# WORK TASK
All of the records below must be output exactly, with no pictures carried over.

[[ RECORDS FOR THE TASK, beginning ]]

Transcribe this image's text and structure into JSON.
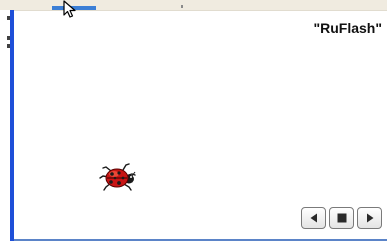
{
  "stage": {
    "title": "\"RuFlash\""
  },
  "sprite": {
    "icon": "ladybug-icon"
  },
  "player_controls": {
    "buttons": [
      {
        "name": "rewind-button",
        "icon": "triangle-left-icon"
      },
      {
        "name": "stop-button",
        "icon": "square-stop-icon"
      },
      {
        "name": "play-button",
        "icon": "triangle-right-icon"
      }
    ]
  },
  "colors": {
    "frame_blue": "#1e4fd8",
    "chrome_beige": "#f0ebe0",
    "ladybug_red": "#c81414"
  }
}
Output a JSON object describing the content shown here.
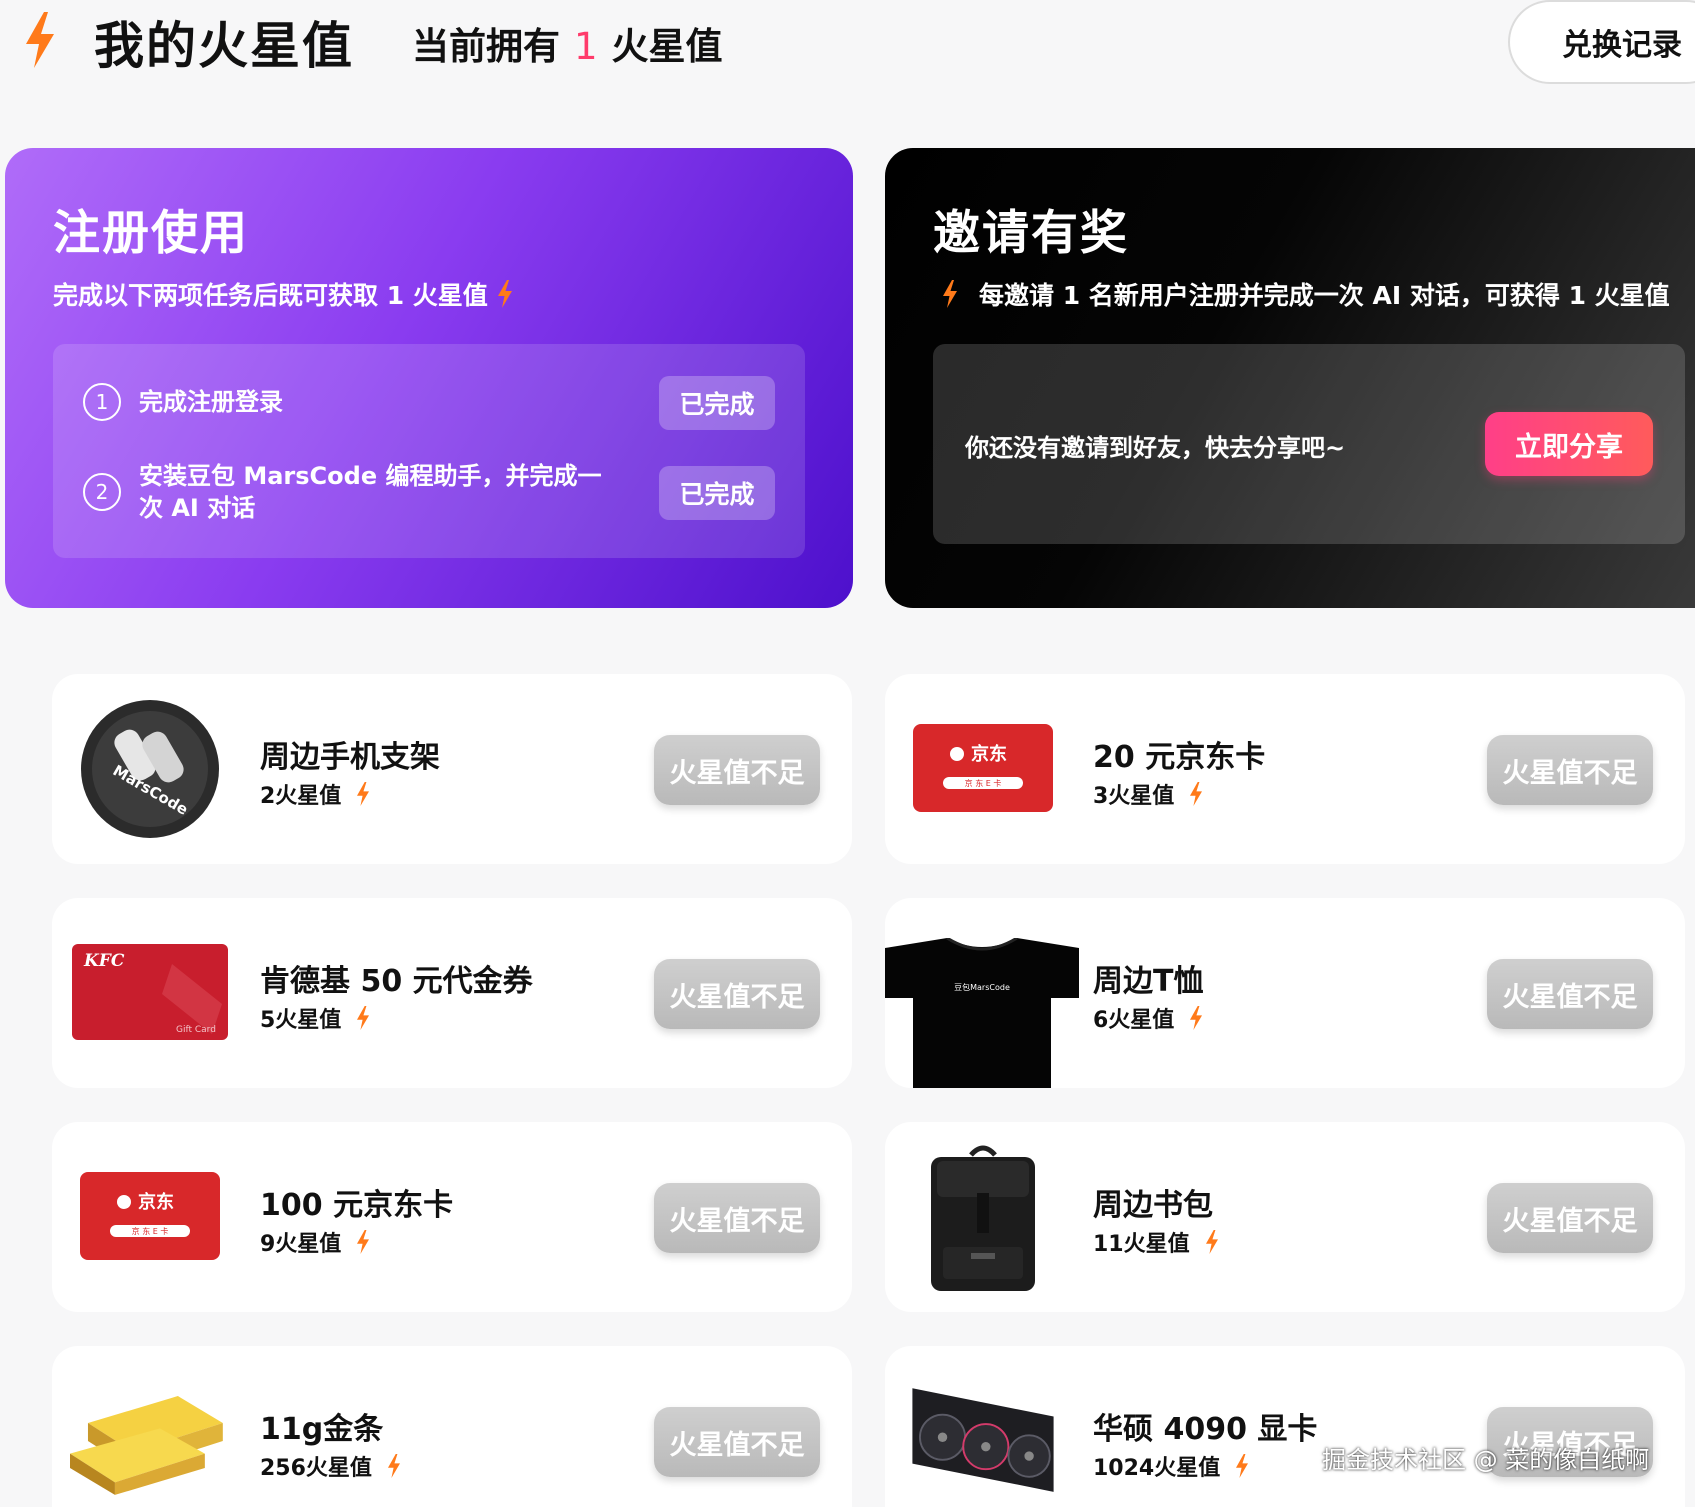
{
  "header": {
    "title": "我的火星值",
    "balance_prefix": "当前拥有",
    "balance_value": "1",
    "balance_suffix": "火星值",
    "exchange_label": "兑换记录"
  },
  "register_card": {
    "title": "注册使用",
    "subtitle": "完成以下两项任务后既可获取 1 火星值",
    "tasks": [
      {
        "num": "1",
        "label": "完成注册登录",
        "status": "已完成"
      },
      {
        "num": "2",
        "label": "安装豆包 MarsCode 编程助手，并完成一次 AI 对话",
        "status": "已完成"
      }
    ]
  },
  "invite_card": {
    "title": "邀请有奖",
    "subtitle": "每邀请 1 名新用户注册并完成一次 AI 对话，可获得 1 火星值",
    "empty_text": "你还没有邀请到好友，快去分享吧~",
    "share_label": "立即分享"
  },
  "products": [
    {
      "name": "周边手机支架",
      "price": "2火星值",
      "button": "火星值不足",
      "image": "marscode-phone-stand"
    },
    {
      "name": "20 元京东卡",
      "price": "3火星值",
      "button": "火星值不足",
      "image": "jd-card"
    },
    {
      "name": "肯德基 50 元代金券",
      "price": "5火星值",
      "button": "火星值不足",
      "image": "kfc-gift-card"
    },
    {
      "name": "周边T恤",
      "price": "6火星值",
      "button": "火星值不足",
      "image": "black-tshirt"
    },
    {
      "name": "100 元京东卡",
      "price": "9火星值",
      "button": "火星值不足",
      "image": "jd-card"
    },
    {
      "name": "周边书包",
      "price": "11火星值",
      "button": "火星值不足",
      "image": "backpack"
    },
    {
      "name": "11g金条",
      "price": "256火星值",
      "button": "火星值不足",
      "image": "gold-bar"
    },
    {
      "name": "华硕 4090 显卡",
      "price": "1024火星值",
      "button": "火星值不足",
      "image": "graphics-card"
    }
  ],
  "image_text": {
    "marscode_logo": "MarsCode",
    "jd_brand": "京东",
    "jd_card_label": "京 东 E 卡",
    "kfc_brand": "KFC",
    "kfc_gift": "Gift Card",
    "tshirt_print": "豆包MarsCode"
  },
  "watermark": "掘金技术社区 @ 菜的像白纸啊",
  "colors": {
    "accent_bolt": "#ff7a1a",
    "balance_number": "#ff3b6b",
    "register_gradient_start": "#b06cf9",
    "register_gradient_end": "#4d10cc",
    "share_button": "#ff3f88",
    "insufficient_button": "#c4c4c4"
  },
  "icons": [
    "lightning-bolt-icon"
  ]
}
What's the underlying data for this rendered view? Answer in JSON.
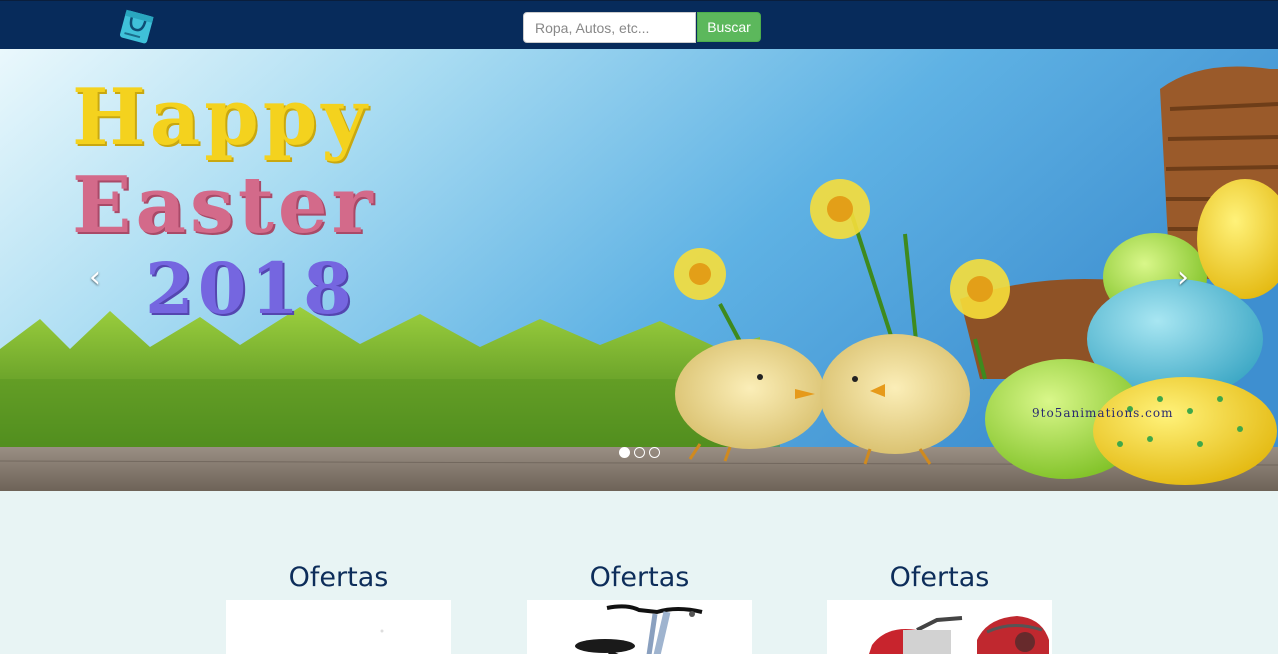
{
  "navbar": {
    "logo_icon": "shopping-bag-icon",
    "search": {
      "placeholder": "Ropa, Autos, etc...",
      "value": "",
      "button_label": "Buscar"
    },
    "colors": {
      "background": "#072b5b",
      "button": "#5cb85c"
    }
  },
  "carousel": {
    "banner_text": [
      "Happy",
      "Easter",
      "2018"
    ],
    "watermark": "9to5animations.com",
    "prev_icon": "chevron-left-icon",
    "next_icon": "chevron-right-icon",
    "slide_count": 3,
    "active_slide": 1
  },
  "offers": [
    {
      "title": "Ofertas",
      "image": "blank-product-image"
    },
    {
      "title": "Ofertas",
      "image": "bicycle-image"
    },
    {
      "title": "Ofertas",
      "image": "stroller-image"
    }
  ]
}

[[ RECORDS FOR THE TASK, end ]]

# TASK RESULT
Transcribe this image's text and structure into JSON.
{
  "stage": {
    "title": "\"RuFlash\""
  },
  "sprite": {
    "icon": "ladybug-icon"
  },
  "player_controls": {
    "buttons": [
      {
        "name": "rewind-button",
        "icon": "triangle-left-icon"
      },
      {
        "name": "stop-button",
        "icon": "square-stop-icon"
      },
      {
        "name": "play-button",
        "icon": "triangle-right-icon"
      }
    ]
  },
  "colors": {
    "frame_blue": "#1e4fd8",
    "chrome_beige": "#f0ebe0",
    "ladybug_red": "#c81414"
  }
}
Output a JSON object describing the content shown here.
{
  "header": {
    "title": "我的火星值",
    "balance_prefix": "当前拥有",
    "balance_value": "1",
    "balance_suffix": "火星值",
    "exchange_label": "兑换记录"
  },
  "register_card": {
    "title": "注册使用",
    "subtitle": "完成以下两项任务后既可获取 1 火星值",
    "tasks": [
      {
        "num": "1",
        "label": "完成注册登录",
        "status": "已完成"
      },
      {
        "num": "2",
        "label": "安装豆包 MarsCode 编程助手，并完成一次 AI 对话",
        "status": "已完成"
      }
    ]
  },
  "invite_card": {
    "title": "邀请有奖",
    "subtitle": "每邀请 1 名新用户注册并完成一次 AI 对话，可获得 1 火星值",
    "empty_text": "你还没有邀请到好友，快去分享吧~",
    "share_label": "立即分享"
  },
  "products": [
    {
      "name": "周边手机支架",
      "price": "2火星值",
      "button": "火星值不足",
      "image": "marscode-phone-stand"
    },
    {
      "name": "20 元京东卡",
      "price": "3火星值",
      "button": "火星值不足",
      "image": "jd-card"
    },
    {
      "name": "肯德基 50 元代金券",
      "price": "5火星值",
      "button": "火星值不足",
      "image": "kfc-gift-card"
    },
    {
      "name": "周边T恤",
      "price": "6火星值",
      "button": "火星值不足",
      "image": "black-tshirt"
    },
    {
      "name": "100 元京东卡",
      "price": "9火星值",
      "button": "火星值不足",
      "image": "jd-card"
    },
    {
      "name": "周边书包",
      "price": "11火星值",
      "button": "火星值不足",
      "image": "backpack"
    },
    {
      "name": "11g金条",
      "price": "256火星值",
      "button": "火星值不足",
      "image": "gold-bar"
    },
    {
      "name": "华硕 4090 显卡",
      "price": "1024火星值",
      "button": "火星值不足",
      "image": "graphics-card"
    }
  ],
  "image_text": {
    "marscode_logo": "MarsCode",
    "jd_brand": "京东",
    "jd_card_label": "京 东 E 卡",
    "kfc_brand": "KFC",
    "kfc_gift": "Gift Card",
    "tshirt_print": "豆包MarsCode"
  },
  "watermark": "掘金技术社区 @ 菜的像白纸啊",
  "colors": {
    "accent_bolt": "#ff7a1a",
    "balance_number": "#ff3b6b",
    "register_gradient_start": "#b06cf9",
    "register_gradient_end": "#4d10cc",
    "share_button": "#ff3f88",
    "insufficient_button": "#c4c4c4"
  },
  "icons": [
    "lightning-bolt-icon"
  ]
}
What's the underlying data for this rendered view? Answer in JSON.
{
  "navbar": {
    "logo_icon": "shopping-bag-icon",
    "search": {
      "placeholder": "Ropa, Autos, etc...",
      "value": "",
      "button_label": "Buscar"
    },
    "colors": {
      "background": "#072b5b",
      "button": "#5cb85c"
    }
  },
  "carousel": {
    "banner_text": [
      "Happy",
      "Easter",
      "2018"
    ],
    "watermark": "9to5animations.com",
    "prev_icon": "chevron-left-icon",
    "next_icon": "chevron-right-icon",
    "slide_count": 3,
    "active_slide": 1
  },
  "offers": [
    {
      "title": "Ofertas",
      "image": "blank-product-image"
    },
    {
      "title": "Ofertas",
      "image": "bicycle-image"
    },
    {
      "title": "Ofertas",
      "image": "stroller-image"
    }
  ]
}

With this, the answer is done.